If you are owed money by a company or individual that filed for bankruptcy protection we can help. Creditors have a limited time to act once a bankruptcy case is filed. We will enforce your creditor rights in the Bay Area quickly and economically. Timing is everything. The 341 meeting of the creditors is usually scheduled about 30 days after the date the case is filed. The meeting of the creditors is required pursuant to 11 U.S.C. §341 of the Bankruptcy Code. Before the meeting takes place your creditor rights in bankruptcy need to be evaluated. Please give us a call at 1-877-963-9543 to discuss your circumstances.
It is important to note that prior to the 341 hearing how creditor rights law can help you needs to be evaluated. At meeting of the creditors the trustee assigned to the case will ask the bankruptcy filer or the responsible individual if it is a business filing, questions about their income, assets and debts. This also is an opportunity for creditors to ask the bankruptcy filer under penalty perjury questions as well. Depending upon the circumstances the trustee assigned to the case could allow five minutes or less to ask questions. Everything depends upon the circumstances of the debtor and their income, expenses, assets and debts. In other cases given the nature of the questions and answers of the debtor the trustee may allow for a more in-depth questioning and even ask some more follow up questions of their own. Creditors may have vital information for the administration of the case that the trustee may not be aware of and the debtor failed to disclose. Creditor rights in bankruptcy are dependent upon timing in the beginning.
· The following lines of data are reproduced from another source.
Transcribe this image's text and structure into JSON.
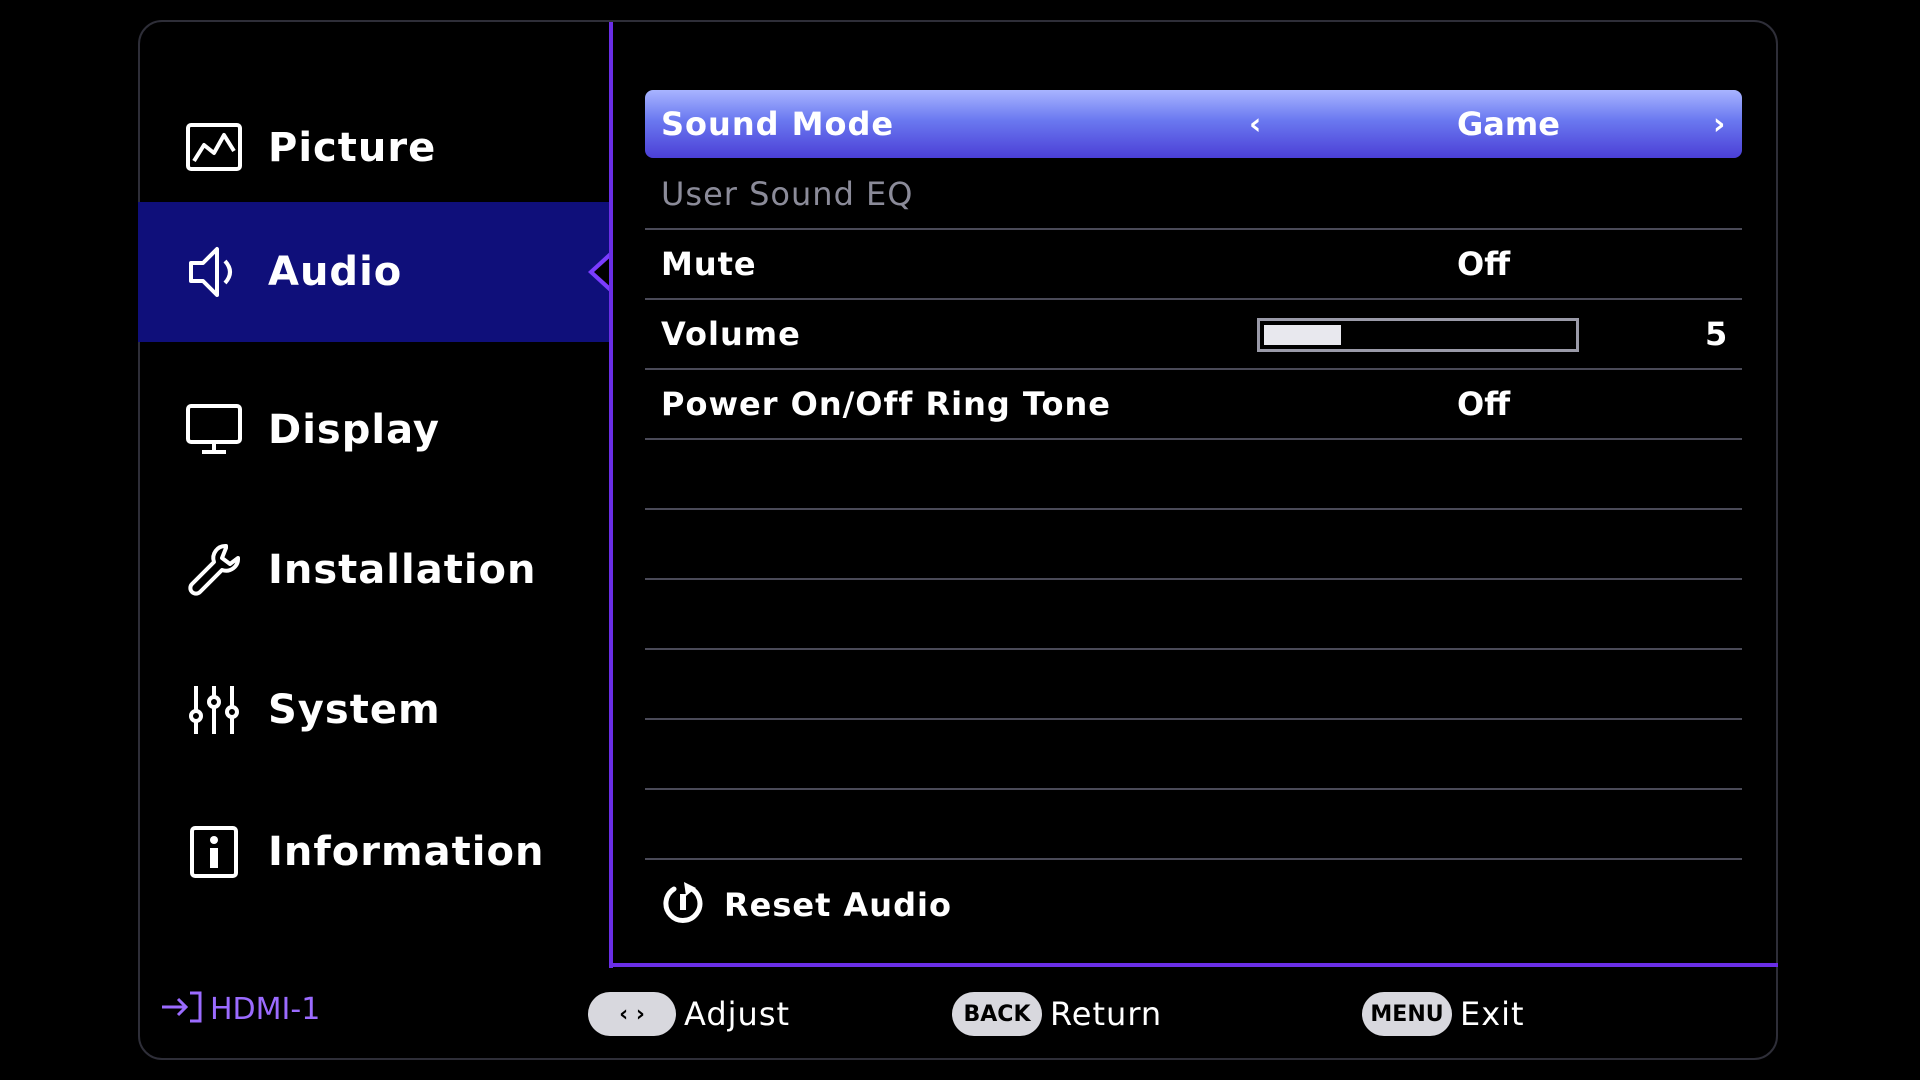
{
  "sidebar": {
    "items": [
      {
        "label": "Picture",
        "icon": "picture-icon"
      },
      {
        "label": "Audio",
        "icon": "speaker-icon"
      },
      {
        "label": "Display",
        "icon": "monitor-icon"
      },
      {
        "label": "Installation",
        "icon": "wrench-icon"
      },
      {
        "label": "System",
        "icon": "sliders-icon"
      },
      {
        "label": "Information",
        "icon": "info-icon"
      }
    ],
    "active": "Audio"
  },
  "audio": {
    "sound_mode": {
      "label": "Sound Mode",
      "value": "Game",
      "prev": "‹",
      "next": "›"
    },
    "user_sound_eq": {
      "label": "User Sound EQ"
    },
    "mute": {
      "label": "Mute",
      "value": "Off"
    },
    "volume": {
      "label": "Volume",
      "value": "5",
      "level_fraction": 0.25
    },
    "ring_tone": {
      "label": "Power On/Off Ring Tone",
      "value": "Off"
    },
    "reset": {
      "label": "Reset Audio"
    }
  },
  "footer": {
    "input": "HDMI-1",
    "adjust_key": "‹ ›",
    "adjust_label": "Adjust",
    "back_key": "BACK",
    "back_label": "Return",
    "menu_key": "MENU",
    "menu_label": "Exit"
  },
  "colors": {
    "accent": "#6a2ee6",
    "active_item": "#0f0f7a",
    "selected_row": "#5a5ae0"
  }
}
In a Chapter 7 bankruptcy case creditors have 60 days from the date of the first scheduled meeting of the creditors to file an adversary proceeding to object to the discharge of the debtor and dischargeability of any single debt. This is an absolute deadline unless a motion to extend the deadline is filed with the court, and the court finds that cause exists to extend the deadline. Again, once you receive notice that someone that owes you money filed for bankruptcy protection time is of the essence to protect and enforce your creditor rights in bankruptcy.
In a Chapter 13 reorganization case a Chapter 13 plan could be confirmed in as little as 80 days after the initial petition for relief is filed. Founding partner, Ryan C. Wood, has considerable experience with Chapter 13 cases given that he was formerly employed as a staff attorney for David Burchard, Chapter 13 Trustee for the San Francisco and Santa Rosa Divisions for the Bankruptcy Court for the Northern District. Objections to confirmation of the Chapter 13 Plan should be filed on or before the first scheduled date for the meeting of the creditors. If a creditor does not file an objection to their treatment in a Chapter 13 Plan, the effect of confirmation or approval of that plan could be binding and no objection will be heard by the court. The effect of confirmation/approval of the plan of reorganization is a litigated issue and it depends upon the circumstances. Nevertheless, creditors should retain an attorney to evaluate their creditor rights whether they are being treated properly in the Chapter 13 Plan proposed by the bankruptcy filer.
A powerful tool in creditor rights law to obtain information from the bankruptcy filer is to conduct a Rule 2004 examination of the debtor. Under Federal Rule of Bankruptcy Procedure 2004 the debtor must produce documents demanded and appear for examination under penalty of perjury. A creditor may seek any document or ask any question that is reasonably likely to lead to admissible evidence. This is a very broad right and powerful as a result. A debtor may file a protective order to limit a creditor’s right to information though.